“What?” Tink tried to figure out which of her attackers were speaking, watching their movements carefully. Myriad suggested some sort of multiplicity-based power. The identical outfits and builds bore that out, but she couldn’t rule out some kind of misdirection.
“I got tired of recon,” the voice carried on as airily as one might explain why they decided to take a walk in the park. “Why you in particular? Because you’re the one I respect the least.”
Keeping them talking was the best strategy at the moment. It would give Renaissance an opportunity to learn more about them and what they were doing ‘recon’ for. “Really? And why’s that?”
“All of you are hopeless with the superhero shtick, but at least the others have conviction. You’re just Alloy’s fame-chasing girlfriend who either won the genetic lottery or got someone to give you magic.”

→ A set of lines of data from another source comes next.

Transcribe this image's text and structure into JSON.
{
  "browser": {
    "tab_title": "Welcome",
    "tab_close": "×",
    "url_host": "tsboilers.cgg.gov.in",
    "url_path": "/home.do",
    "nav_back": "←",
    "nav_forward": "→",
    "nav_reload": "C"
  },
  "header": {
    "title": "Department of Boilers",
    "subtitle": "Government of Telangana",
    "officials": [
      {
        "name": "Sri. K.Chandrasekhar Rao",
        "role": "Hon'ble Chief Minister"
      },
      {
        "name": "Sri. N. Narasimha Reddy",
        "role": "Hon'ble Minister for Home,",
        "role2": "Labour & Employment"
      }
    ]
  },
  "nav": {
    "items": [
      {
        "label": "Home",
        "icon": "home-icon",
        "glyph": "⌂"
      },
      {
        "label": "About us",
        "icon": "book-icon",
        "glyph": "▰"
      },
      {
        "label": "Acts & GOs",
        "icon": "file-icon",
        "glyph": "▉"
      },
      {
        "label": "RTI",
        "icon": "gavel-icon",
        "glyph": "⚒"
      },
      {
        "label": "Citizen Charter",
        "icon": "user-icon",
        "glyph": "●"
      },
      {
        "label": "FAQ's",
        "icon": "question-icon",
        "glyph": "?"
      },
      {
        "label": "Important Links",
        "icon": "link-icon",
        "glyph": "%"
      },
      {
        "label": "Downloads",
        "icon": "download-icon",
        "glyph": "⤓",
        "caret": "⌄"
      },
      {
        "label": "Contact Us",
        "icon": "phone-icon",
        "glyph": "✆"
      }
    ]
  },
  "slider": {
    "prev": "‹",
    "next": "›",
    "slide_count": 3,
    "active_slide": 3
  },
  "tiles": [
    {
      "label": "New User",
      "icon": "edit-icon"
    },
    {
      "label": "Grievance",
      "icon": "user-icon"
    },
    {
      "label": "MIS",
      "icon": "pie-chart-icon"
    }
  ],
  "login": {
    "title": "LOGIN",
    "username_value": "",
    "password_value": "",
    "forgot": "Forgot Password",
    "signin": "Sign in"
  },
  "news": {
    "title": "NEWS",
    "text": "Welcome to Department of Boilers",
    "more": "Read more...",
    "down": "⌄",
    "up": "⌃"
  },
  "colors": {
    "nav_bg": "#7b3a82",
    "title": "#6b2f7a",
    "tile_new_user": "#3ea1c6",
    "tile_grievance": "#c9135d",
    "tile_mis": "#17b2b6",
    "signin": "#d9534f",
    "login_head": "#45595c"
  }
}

Behind her goggles, Renaissance narrowed her eyes. Was that what people thought? She fought that line of thought down. It didn’t matter what this person thought anyway, considering they were the kind of person who attempted murder. “I think you’re wildly misunderstanding a few things. And even if you weren’t it doesn’t explain sending people jumping off buildings to kill me and my friends.”
“You’re just digging yourself deeper,” scoffed the voice. “No way you’re smart enough to get into Cambridge without backing from Laurel Brant. Was that the point of ‘accidentally’ losing your cowl? Got frustrated with the secret identity?”
It was hard to tell if ego or jealousy was more at play. Or maybe it was all just manipulation. Renaissance would be lying to say that last barb hadn’t hit close to home. Knowing intellectually that none of the team thought that didn’t prevent her from fearing it on an emotional level.
“That’s not what this is about,” Renaissance said, trying OT keep her tone even and conversational. She couldn’t help but think that Facsmile would be mocking Myriad so hard it put her off kilter by then, but banter, like the technical of fighting weren’t her strong suit. “You’re just making excuses for why you’re going against the plan. Someone’s going to be upset.”
“Not so much,” Myriad laughed again. “You’re not all that important to the whole thing. Really, I figure the others will appreciate the experiment.”
She couldn’t help but ask, “Experiment?”
Another laugh. “Ever hear of Women in Refrigerators?” She didn’t wait for a reply. “It’s when a writer kills off a pointless character to develop one of the real protagonists through their grief. I want to see if Alloy actually wakes up from his idiotic idealism once you die.”
There was no cue. Not exclamation in her words, or visible signal. But all the myriad Myriads lunged forward at once.
To Be Continued…